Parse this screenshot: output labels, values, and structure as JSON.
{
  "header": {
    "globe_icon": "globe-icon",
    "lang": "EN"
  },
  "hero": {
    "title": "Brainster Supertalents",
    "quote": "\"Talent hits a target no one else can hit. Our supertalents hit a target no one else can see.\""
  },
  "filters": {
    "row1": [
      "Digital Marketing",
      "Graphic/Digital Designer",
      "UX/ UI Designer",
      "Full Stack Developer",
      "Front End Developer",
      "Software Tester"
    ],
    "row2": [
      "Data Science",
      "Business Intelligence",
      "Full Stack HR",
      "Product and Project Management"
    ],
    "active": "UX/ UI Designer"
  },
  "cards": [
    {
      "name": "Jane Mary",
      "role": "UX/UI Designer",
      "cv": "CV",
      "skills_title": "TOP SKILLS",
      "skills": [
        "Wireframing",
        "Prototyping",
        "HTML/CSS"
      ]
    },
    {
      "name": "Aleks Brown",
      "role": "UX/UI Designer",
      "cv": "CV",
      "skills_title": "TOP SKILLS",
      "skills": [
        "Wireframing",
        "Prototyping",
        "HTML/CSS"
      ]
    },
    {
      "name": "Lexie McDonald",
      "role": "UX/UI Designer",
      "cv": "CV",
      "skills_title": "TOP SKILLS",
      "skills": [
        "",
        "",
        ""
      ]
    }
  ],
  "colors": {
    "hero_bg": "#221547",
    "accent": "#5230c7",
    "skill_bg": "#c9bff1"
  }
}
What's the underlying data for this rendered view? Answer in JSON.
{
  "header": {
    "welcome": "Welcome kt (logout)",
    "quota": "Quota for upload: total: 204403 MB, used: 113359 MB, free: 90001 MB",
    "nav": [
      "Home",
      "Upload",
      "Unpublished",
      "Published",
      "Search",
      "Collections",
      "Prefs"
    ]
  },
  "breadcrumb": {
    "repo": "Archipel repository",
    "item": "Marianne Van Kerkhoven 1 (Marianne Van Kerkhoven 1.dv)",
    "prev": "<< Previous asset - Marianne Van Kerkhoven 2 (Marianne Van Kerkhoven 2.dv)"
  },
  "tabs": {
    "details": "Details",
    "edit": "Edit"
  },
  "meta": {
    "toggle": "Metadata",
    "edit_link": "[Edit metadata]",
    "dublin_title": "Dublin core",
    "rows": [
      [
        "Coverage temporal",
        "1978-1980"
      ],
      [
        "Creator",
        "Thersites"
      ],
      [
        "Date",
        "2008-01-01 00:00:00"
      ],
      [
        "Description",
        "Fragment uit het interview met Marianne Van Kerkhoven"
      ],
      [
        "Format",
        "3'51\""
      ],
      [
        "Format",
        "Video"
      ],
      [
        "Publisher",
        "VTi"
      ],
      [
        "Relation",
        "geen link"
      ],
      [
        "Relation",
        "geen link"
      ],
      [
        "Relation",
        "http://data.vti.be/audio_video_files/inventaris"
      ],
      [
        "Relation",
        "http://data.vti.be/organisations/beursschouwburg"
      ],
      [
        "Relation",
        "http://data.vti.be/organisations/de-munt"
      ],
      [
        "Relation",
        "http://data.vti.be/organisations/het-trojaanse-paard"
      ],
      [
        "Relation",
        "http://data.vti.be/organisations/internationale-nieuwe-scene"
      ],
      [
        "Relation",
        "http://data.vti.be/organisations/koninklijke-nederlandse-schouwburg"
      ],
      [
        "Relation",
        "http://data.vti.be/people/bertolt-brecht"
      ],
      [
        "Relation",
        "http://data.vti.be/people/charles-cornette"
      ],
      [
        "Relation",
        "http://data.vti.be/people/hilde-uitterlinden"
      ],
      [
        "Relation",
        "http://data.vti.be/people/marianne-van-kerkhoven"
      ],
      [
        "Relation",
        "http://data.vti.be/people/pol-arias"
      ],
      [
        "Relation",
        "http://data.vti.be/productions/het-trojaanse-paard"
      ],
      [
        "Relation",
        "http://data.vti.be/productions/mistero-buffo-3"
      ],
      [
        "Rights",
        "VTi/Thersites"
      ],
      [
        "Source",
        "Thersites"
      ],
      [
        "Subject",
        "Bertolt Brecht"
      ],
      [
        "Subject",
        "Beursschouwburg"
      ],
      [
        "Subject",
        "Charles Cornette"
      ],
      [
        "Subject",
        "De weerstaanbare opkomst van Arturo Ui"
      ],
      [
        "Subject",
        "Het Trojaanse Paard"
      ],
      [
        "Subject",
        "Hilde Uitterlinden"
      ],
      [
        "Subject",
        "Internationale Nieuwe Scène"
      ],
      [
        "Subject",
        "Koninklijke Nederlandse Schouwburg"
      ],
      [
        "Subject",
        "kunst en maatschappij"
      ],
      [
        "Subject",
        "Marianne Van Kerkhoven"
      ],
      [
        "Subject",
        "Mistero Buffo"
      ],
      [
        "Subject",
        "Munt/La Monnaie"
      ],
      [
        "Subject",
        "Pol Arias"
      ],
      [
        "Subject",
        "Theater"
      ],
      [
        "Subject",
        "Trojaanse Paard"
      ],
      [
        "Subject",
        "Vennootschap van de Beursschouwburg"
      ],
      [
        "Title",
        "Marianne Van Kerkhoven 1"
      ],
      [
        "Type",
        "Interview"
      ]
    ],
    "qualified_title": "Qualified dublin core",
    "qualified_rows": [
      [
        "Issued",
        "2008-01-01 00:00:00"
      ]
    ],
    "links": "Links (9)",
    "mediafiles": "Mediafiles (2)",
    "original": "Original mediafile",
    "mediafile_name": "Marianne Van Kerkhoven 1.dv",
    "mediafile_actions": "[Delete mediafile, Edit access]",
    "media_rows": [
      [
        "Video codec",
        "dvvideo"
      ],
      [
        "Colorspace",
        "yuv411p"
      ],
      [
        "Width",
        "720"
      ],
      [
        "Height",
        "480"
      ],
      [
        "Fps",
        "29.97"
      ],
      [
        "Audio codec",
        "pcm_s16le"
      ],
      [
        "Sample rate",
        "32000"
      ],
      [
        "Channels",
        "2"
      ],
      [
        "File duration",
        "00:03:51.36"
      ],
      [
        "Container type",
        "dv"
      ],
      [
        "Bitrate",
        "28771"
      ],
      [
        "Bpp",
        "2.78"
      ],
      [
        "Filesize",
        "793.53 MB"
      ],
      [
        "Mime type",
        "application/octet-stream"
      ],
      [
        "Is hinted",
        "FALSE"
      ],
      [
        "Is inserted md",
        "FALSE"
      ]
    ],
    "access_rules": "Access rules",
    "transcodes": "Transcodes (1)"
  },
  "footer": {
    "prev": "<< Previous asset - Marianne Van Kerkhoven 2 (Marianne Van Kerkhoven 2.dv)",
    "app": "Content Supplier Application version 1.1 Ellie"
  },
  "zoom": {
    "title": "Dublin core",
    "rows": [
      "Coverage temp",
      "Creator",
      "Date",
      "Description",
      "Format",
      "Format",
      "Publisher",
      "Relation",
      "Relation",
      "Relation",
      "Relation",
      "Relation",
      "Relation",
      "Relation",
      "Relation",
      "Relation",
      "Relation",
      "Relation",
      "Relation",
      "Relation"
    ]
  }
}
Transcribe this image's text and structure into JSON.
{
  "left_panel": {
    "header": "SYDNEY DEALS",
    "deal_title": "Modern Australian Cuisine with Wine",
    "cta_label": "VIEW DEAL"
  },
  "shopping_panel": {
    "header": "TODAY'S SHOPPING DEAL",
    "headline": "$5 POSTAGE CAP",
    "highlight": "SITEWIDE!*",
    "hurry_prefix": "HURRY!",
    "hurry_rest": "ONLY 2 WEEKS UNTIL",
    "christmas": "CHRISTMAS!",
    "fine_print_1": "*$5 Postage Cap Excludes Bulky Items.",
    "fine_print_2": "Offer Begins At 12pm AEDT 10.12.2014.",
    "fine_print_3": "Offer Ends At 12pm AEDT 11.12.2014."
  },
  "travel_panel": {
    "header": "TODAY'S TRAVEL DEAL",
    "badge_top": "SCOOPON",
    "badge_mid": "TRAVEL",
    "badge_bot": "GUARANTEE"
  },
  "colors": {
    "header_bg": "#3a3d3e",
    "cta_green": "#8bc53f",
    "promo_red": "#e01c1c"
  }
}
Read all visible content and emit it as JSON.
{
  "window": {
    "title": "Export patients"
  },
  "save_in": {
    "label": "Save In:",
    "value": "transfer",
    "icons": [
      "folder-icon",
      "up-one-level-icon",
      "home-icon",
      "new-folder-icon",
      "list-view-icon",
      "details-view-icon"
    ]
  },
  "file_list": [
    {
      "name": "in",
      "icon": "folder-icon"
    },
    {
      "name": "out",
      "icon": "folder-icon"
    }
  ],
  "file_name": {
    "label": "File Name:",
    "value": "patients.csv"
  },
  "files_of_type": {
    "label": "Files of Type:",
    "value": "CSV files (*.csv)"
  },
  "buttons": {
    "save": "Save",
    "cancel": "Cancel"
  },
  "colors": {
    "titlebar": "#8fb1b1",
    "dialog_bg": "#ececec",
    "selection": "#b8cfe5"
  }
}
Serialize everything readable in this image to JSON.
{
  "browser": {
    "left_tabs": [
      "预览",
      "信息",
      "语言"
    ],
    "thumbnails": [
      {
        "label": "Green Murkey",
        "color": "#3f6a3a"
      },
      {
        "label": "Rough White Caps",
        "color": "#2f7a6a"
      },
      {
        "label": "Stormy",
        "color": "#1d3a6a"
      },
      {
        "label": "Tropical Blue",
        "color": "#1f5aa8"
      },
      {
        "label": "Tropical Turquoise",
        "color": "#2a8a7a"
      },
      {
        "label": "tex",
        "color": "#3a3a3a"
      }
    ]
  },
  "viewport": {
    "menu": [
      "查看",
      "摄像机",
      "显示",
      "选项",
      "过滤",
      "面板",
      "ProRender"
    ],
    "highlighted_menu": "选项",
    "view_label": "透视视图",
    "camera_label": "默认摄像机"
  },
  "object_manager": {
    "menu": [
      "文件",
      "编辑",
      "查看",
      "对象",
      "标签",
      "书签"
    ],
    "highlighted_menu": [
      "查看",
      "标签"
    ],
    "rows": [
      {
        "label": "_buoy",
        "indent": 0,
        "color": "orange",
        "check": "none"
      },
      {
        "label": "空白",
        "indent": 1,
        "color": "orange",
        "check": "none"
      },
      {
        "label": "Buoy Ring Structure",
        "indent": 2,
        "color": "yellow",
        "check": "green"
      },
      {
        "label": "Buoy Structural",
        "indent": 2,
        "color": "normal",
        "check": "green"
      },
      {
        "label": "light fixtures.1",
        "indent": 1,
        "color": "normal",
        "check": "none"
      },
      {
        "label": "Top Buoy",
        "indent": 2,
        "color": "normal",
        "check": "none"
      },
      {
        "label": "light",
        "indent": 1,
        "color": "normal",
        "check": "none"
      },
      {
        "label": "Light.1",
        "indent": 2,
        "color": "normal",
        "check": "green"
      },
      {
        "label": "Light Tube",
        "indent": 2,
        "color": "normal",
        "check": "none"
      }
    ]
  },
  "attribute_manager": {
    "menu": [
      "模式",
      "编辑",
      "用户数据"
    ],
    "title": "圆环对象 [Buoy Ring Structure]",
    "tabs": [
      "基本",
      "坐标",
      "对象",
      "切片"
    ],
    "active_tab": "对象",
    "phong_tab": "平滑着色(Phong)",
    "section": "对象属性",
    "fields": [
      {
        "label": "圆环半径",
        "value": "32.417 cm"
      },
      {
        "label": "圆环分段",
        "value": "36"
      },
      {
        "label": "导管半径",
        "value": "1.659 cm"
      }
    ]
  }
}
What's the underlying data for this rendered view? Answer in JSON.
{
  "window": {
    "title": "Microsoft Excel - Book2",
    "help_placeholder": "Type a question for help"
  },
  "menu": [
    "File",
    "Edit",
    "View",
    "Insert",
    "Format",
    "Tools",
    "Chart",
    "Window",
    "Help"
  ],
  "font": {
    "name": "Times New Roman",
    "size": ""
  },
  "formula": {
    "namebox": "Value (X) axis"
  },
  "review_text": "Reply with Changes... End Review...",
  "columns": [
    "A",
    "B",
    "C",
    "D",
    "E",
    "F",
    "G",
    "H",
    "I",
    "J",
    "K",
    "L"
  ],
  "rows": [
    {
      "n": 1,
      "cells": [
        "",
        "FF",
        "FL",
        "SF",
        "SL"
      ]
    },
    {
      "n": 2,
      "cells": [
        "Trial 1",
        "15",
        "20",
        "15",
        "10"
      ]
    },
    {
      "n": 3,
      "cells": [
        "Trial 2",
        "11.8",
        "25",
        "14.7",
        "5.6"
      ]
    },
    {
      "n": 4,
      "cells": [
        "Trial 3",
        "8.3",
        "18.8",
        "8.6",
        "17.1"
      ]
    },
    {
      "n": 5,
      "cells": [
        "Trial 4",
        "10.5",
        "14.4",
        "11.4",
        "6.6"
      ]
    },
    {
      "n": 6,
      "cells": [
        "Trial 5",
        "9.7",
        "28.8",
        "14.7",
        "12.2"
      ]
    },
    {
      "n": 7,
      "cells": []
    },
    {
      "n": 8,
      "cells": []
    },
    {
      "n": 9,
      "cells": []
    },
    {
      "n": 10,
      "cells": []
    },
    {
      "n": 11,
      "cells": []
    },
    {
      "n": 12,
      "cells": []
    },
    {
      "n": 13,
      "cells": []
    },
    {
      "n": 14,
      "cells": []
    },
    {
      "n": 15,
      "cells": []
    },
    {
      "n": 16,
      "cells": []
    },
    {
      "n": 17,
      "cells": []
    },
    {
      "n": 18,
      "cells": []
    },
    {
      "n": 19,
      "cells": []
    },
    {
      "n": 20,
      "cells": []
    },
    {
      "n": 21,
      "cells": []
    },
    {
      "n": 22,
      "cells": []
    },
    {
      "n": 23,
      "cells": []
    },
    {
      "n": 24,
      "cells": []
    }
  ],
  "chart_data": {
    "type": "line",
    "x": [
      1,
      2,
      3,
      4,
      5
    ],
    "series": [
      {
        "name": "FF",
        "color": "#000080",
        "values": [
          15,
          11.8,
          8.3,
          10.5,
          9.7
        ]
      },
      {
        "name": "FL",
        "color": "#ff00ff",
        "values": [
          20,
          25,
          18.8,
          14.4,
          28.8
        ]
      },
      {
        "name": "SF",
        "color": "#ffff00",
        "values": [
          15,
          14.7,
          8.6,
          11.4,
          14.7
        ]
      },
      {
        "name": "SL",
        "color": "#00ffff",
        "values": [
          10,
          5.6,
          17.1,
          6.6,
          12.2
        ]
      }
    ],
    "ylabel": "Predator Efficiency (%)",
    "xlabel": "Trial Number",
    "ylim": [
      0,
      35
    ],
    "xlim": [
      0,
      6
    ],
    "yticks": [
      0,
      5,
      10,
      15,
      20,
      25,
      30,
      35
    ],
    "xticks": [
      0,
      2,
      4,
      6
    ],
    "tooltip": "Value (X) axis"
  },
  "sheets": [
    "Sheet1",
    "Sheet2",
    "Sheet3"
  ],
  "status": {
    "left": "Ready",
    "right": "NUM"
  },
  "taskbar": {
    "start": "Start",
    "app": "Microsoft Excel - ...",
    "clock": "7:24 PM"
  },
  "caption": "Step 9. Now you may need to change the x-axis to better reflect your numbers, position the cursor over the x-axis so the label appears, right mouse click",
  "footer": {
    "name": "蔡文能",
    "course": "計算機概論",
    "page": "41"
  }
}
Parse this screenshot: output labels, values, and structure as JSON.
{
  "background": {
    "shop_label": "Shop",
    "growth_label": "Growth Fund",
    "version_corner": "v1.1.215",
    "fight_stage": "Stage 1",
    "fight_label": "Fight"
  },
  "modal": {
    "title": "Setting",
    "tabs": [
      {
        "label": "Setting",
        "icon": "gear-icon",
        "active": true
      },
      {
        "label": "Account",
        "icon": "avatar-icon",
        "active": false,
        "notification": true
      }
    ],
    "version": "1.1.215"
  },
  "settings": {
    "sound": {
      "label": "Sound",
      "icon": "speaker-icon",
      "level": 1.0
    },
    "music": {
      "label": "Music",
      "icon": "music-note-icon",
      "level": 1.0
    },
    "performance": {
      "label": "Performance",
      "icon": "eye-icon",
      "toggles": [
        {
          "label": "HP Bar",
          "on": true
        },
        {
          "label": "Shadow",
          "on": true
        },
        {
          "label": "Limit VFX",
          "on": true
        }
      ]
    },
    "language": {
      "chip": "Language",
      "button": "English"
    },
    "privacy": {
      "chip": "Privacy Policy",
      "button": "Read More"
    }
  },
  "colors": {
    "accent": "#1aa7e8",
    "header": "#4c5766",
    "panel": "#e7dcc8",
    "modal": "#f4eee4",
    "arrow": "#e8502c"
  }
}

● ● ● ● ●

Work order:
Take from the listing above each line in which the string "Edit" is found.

Response for this exercise:
    "edit": "Edit"
    "edit_link": "[Edit metadata]",
    "mediafile_actions": "[Delete mediafile, Edit access]",
    "Edit",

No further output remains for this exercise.